**Exercise prompt**:
Give a count of the lines below that have the string "title" in them, with no other words.

**Listed entries**:
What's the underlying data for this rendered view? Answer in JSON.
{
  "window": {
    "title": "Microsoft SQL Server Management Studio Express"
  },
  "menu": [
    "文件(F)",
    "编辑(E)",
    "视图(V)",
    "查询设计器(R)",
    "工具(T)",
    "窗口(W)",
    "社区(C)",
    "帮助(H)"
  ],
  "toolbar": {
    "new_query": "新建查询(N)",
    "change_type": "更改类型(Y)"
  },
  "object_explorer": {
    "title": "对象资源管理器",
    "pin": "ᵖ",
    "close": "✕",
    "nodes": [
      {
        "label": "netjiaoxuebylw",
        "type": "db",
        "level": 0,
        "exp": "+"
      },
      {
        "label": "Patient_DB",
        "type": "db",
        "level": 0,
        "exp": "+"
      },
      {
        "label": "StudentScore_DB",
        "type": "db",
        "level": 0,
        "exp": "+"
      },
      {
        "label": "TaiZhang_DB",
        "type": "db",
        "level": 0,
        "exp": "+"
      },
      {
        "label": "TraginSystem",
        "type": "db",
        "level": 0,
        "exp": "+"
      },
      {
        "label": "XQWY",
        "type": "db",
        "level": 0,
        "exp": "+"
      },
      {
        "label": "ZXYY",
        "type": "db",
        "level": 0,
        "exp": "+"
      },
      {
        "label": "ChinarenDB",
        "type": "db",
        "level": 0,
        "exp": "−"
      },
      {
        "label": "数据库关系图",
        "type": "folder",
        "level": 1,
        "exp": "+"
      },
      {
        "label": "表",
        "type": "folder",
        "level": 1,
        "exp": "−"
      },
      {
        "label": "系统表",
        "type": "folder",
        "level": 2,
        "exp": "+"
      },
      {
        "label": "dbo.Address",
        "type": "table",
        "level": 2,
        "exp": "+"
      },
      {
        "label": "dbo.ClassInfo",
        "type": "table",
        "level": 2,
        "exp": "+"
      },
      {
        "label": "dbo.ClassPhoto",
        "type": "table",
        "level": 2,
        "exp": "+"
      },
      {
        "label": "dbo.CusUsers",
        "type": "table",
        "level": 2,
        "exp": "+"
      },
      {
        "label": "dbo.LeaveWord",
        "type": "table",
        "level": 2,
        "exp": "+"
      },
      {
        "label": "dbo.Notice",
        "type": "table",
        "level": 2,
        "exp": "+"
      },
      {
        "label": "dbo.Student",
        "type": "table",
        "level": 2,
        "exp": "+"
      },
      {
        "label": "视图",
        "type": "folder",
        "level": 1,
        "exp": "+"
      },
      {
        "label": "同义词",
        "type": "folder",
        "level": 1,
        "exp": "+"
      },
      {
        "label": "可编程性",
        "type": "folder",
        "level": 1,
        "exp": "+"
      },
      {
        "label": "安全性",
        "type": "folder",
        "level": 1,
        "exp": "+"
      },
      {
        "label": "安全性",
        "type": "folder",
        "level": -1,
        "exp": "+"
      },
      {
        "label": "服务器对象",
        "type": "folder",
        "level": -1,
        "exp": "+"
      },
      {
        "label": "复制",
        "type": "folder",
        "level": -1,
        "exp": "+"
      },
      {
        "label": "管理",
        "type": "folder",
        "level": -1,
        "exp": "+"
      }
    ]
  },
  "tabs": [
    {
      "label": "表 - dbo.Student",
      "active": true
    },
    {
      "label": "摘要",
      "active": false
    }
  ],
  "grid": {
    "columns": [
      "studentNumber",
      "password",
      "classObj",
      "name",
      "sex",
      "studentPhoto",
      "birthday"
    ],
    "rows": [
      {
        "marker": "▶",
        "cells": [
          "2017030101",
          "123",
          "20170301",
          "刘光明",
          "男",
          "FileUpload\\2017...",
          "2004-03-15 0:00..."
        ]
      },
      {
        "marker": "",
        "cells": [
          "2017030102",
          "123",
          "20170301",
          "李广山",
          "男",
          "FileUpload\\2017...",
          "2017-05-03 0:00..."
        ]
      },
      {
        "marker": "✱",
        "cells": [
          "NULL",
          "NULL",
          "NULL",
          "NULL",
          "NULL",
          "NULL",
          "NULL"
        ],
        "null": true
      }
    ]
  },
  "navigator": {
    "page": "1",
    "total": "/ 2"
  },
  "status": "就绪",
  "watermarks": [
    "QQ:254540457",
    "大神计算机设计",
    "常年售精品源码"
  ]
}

**Solution for this problem**:
2